According to an article that appeared in The Economist on July 24, 2017, "...In 2016 alone, 728 people across Pakistan suffered 'enforced disappearance', as counted by the commission of inquiry that investigates them. Some reappear alive and well, others as roadside corpses. The state flatly denies any unpleasantness," reported The News International.
A large number of political activists, intellectuals and students have gone missing in the Balochistan province of Pakistan in the past few decades.
The families allege Pakistan's spy agencies behind enforced disappearances, tortures and killings of these missing persons.
There are even reports of protesting family members being harassed by the spy agencies and security forces.
Fareeha (not her real name) recounts the ordeal of forced abduction of her fiancee in 2019. He was abducted on his way back from the Liaquat Memorial Library in Karachi.
After her fiance was picked up, his abductors came to her house looking for 'evidence.' When they did not find anything, they took her away as well for 'investigation.'
After several days of interrogation, Fareeha was set free but not her fiance.
Fareeha is only one of the several women that staged a week-long sit-in at D-chowk, Islamabad until a few days ago.
There were many others at the chowk, who were protesting against the 'enforced disappearances'.
The state's level of seriousness in addressing this issue can be gauged by the fact that the list of missing persons on the website of the Commission of Inquiry on Enforced Disappearances remains a blank page, reported The News International.
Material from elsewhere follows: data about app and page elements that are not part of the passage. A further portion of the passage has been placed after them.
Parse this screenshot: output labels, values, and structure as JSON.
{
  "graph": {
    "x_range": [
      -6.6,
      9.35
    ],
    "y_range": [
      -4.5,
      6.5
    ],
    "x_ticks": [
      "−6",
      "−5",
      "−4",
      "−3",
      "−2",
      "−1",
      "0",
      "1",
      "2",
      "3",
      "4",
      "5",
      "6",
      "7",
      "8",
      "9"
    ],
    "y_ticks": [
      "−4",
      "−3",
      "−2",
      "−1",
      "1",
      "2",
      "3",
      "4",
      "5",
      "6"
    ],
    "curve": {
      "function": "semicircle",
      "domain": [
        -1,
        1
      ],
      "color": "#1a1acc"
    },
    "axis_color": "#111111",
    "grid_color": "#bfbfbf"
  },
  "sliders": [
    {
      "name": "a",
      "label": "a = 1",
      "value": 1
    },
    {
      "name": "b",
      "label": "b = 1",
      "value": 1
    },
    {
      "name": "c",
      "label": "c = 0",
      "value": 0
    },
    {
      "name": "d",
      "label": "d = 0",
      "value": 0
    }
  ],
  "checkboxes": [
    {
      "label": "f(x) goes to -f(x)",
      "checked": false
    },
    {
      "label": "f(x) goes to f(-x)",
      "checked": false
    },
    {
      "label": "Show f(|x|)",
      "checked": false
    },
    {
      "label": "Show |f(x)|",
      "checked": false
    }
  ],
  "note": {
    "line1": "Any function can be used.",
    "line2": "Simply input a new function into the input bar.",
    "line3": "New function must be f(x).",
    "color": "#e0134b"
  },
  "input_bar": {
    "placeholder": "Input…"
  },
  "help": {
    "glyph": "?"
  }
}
The people at the D-chowk sit-in represented 13 families of the 590 documented cases of enforced disappearances, some as far back as 10 years ago reported The News International.
One woman explained that many missing are not counted because their National Identity Card (NIC) details do not exist or their families lack the resources to register their cases.
The lack of transparency is the main problem. The state fails to bring charges against them (enforced disappearances), whom they arrest publicly. This, in turn, helps them to keep the abducted outside the purview of the law.
Most of the women at D-chowk are poor with little to no education. However, they could too understand that it's the state's responsibility to ensure due process of law. The abductees and their families are subjected to a perversion of justice that turns the presumption of innocence ('innocent until proven guilty') on its head, reported The News International.
Moreover, the collective lack of public interest, empathy and urgency to resolve this issue leaves a human being staggered.
The sparse coverage of the enforced disappearances in Pakistan's Balochistan is a matter of concern.
The problem lies in the lesser humans' characterisations of Balochs and Pashtuns, who are described as gun-wielding tribal people in Pakistani culture.
Therefore, the sufferings of Balochs and Pashtuns disappearances are accorded a lower value than that of a family from mainstream urban Pakistan. (ANI)